This was an un-put-downable book for me! I usually take breaks in between reading, but this one book had my attention all throughout that I just couldn't step out even for a brief moment. I was initially hesitant to read this. After having enjoyed Sugar quite a lot, I was afraid if Glorious would meet the high quality benchmark I have come to expect from Bernice McFadden. I needn't have worried. Glorious delivered strongly, with a strong punch in the air, if possible!
Glorious is Easter Bartlett's story, as she battles the racist oppression against African Americans, ever since her sister was raped. Since then, Easter does not stop moving. She comes across a large number of people during her travels as she tries to come into her own self. Glorious is a blend of fact and fiction. It follows the life of Easter as several events of historic importance happen in the backdrop and many eminent people - Marcus Garvey, Langston Hughes, Horace Liveright, Nancy Cunard - cross her paths.
There are several nitty gritty moments in this book. Through Easter's eyes, we witness a lynching by a white mob against a helpless, defenseless pregnant maid, whose only crime was that she was black and that a black man killed a white man a few days ago. That was one of the most powerful scenes I've read in a book, and it felt so real, it made me cry at the terrifying act committed. Why do humans become beasts in the name of color, religion, race, gender or politics? When Easter gets pregnant and opts for abortion, the scene recounted is so vivid that I could see it in my mind's eye.
During Easter's travels, she comes across several memorable people - Rain, who was probably her closest friend, Colin, the man she loved and who loved her, Meredith Tomas, through whom she achieved fame. In addition, a whole new assortment of characters raise their heads. I loved how they had their own small back-stories. I strongly appreciated that they weren't portrayed as faceless extras, but rather as solid people, who wittingly or unwittingly influenced the paths of Easter or the other major characters.
I was shocked to read about Ota Benga

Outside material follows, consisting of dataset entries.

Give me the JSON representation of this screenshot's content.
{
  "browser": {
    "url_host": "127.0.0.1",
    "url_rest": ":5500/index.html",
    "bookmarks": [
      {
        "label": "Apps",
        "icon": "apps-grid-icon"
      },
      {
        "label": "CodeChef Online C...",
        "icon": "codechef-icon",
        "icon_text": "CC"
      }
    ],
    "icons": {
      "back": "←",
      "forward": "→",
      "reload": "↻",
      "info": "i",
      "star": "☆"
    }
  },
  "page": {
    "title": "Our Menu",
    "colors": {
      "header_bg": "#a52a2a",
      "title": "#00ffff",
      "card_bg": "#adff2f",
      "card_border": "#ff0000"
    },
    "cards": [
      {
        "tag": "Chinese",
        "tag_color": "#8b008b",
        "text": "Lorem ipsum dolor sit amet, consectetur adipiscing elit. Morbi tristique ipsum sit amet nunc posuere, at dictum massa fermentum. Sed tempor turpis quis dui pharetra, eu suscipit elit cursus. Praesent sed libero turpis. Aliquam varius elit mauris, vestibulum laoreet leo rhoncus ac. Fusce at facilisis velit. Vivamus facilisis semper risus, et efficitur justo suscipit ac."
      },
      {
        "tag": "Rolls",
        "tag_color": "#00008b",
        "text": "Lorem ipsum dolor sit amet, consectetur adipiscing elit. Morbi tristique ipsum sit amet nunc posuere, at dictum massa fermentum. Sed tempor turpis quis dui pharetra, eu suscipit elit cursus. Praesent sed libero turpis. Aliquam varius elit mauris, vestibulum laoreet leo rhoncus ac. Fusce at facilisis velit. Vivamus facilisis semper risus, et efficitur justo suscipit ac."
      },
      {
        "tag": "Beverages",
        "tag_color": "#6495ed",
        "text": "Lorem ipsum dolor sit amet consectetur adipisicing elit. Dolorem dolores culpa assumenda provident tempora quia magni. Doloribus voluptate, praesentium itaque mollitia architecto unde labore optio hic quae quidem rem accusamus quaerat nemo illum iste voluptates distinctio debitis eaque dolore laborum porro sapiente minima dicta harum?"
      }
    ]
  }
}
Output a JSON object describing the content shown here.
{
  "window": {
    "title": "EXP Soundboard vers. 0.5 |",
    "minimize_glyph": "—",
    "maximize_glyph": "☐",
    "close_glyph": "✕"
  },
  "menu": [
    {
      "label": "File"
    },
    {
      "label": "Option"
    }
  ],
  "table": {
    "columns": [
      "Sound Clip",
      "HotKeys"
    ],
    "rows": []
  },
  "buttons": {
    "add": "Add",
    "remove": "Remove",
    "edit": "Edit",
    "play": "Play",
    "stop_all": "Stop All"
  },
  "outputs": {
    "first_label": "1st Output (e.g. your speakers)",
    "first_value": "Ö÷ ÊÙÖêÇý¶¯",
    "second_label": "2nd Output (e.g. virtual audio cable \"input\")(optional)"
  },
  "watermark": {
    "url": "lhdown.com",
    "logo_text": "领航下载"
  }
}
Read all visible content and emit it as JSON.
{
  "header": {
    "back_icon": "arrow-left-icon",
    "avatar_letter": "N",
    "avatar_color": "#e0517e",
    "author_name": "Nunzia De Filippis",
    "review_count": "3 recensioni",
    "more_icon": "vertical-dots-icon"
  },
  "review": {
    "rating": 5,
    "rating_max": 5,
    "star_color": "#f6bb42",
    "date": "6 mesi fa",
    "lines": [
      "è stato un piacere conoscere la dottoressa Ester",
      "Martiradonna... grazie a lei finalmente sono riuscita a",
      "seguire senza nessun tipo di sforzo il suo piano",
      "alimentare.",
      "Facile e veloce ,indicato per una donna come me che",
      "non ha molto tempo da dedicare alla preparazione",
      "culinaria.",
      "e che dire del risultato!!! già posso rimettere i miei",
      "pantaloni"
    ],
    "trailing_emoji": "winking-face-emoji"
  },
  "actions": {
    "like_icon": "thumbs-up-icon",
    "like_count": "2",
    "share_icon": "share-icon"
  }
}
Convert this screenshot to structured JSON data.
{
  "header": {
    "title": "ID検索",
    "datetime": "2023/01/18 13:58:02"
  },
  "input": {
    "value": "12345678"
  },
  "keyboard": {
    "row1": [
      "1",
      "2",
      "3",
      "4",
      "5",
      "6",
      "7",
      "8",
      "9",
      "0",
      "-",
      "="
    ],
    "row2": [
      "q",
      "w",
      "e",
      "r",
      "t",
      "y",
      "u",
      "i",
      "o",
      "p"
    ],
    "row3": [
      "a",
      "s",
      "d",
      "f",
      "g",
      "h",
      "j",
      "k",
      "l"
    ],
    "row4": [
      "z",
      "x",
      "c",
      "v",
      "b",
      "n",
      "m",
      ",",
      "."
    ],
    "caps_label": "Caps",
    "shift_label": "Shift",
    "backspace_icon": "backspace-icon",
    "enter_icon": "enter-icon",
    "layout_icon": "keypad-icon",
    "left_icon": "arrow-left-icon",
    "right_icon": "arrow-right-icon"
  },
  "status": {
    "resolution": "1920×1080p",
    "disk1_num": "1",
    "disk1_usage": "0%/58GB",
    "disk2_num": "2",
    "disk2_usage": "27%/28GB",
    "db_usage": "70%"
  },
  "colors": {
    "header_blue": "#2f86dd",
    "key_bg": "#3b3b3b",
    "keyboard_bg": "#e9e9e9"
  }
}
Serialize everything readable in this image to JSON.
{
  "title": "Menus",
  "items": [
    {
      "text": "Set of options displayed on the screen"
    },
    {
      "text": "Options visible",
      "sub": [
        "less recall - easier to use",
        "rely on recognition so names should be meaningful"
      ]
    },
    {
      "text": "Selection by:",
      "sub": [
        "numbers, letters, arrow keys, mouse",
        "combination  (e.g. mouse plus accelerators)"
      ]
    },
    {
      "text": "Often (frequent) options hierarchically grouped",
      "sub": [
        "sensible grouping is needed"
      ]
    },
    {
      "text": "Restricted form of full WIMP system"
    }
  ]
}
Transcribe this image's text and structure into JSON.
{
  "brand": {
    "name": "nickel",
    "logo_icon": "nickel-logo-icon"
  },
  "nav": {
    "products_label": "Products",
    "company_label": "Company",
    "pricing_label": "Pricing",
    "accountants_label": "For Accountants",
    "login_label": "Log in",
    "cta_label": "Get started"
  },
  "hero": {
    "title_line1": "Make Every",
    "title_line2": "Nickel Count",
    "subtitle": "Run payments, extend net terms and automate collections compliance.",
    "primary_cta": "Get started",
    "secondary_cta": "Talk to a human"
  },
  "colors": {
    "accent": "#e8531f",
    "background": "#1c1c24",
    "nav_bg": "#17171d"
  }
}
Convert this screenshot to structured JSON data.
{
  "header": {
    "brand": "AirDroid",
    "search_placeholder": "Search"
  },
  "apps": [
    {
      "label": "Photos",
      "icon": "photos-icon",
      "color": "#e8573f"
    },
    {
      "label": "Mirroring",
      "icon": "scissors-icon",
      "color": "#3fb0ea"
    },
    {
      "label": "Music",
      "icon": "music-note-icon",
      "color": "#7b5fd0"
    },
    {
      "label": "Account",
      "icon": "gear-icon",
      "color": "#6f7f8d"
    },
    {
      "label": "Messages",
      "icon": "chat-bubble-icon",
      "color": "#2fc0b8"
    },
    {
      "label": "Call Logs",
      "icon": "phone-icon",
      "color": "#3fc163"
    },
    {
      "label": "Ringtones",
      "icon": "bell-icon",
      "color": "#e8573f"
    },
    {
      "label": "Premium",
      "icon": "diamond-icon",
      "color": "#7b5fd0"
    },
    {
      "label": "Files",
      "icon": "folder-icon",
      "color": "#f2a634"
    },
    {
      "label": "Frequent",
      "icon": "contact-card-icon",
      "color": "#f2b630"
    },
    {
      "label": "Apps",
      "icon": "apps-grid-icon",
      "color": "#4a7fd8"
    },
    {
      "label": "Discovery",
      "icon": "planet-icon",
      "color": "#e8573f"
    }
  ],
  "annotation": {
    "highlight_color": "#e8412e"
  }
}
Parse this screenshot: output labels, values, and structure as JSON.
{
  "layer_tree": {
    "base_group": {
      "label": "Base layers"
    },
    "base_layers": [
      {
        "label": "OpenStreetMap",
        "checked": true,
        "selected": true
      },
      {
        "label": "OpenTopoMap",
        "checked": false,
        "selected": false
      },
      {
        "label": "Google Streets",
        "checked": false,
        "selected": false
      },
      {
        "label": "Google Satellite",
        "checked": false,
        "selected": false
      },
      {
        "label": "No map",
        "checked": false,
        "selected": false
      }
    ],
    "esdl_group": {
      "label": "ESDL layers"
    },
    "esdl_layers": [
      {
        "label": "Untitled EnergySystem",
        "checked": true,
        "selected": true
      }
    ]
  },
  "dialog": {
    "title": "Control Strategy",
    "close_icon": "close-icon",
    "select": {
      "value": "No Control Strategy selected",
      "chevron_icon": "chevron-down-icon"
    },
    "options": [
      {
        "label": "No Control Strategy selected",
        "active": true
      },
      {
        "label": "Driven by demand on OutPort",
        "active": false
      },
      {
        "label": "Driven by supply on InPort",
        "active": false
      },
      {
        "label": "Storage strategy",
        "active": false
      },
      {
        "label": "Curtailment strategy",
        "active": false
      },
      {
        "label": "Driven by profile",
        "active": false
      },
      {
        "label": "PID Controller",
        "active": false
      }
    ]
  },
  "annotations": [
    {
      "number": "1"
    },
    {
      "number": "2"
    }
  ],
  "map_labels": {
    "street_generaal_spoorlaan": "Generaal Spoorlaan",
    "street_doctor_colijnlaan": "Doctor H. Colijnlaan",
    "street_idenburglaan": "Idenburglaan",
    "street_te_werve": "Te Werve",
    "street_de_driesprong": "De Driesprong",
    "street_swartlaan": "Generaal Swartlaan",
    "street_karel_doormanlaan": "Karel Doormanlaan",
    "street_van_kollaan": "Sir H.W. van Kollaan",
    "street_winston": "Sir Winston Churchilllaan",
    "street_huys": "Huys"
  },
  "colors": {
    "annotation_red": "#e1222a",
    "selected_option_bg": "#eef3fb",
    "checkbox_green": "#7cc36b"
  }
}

. That almost made me scream and my skin itch. It was horrifying to read that a human being (a Congolese pygmy) was once featured in the NY Bronx Zoo, to promote "the concepts of human evolution and scientific racism", as Wiki says. I found the emotions expressed by most characters very strong and vivid. That also includes the biased and racist opinions held by the government and some characters.
Every day he gathered information on Marcus Garvey and the activities of the UNIA. The U.S. government had labeled Garvey as an anarchist. He was to Negroes what Emma Goldman was to women. Dangerous Emma had called for access to birth control - how dare she suggest a woman be in control of her own reproductive system! And so, too, how dare Marcus Garvey suggest that Negroes develop and maintain their own economic system? How dare he put into their minds that they could return to Africa, form their own government in Liberia, and unite the continent as one massive, indestructible force?
Bernice has a writing style that uses English phrases very cleverly. I fell in love with that style in Sugar, and was thrilled to see the same signature style of writing in this book. Bernice writes in a very direct style without mincing words. There's only so much you can write in 240-odd pages, but Bernice doesn't waste time with what's not important. At the same time, it is not so fast that it leaves you panting. I just wished it was longer. There is so much mentioned in this book that I feel it could have been a little longer. Moreover, there were some characters I was very interested in. Towards the end of the book, I was left wondering about their whereabouts. Much as that was not important to the story, I couldn't help but think about how their fates turned out.
Overall, I strongly recommend this book. There is so much I learned from this book. This was my first experience with the Harlem Renaissance era. Although it isn't an encyclopedia of sorts on this era, there is enough happening for the reader to gauge the mood and beliefs of the time.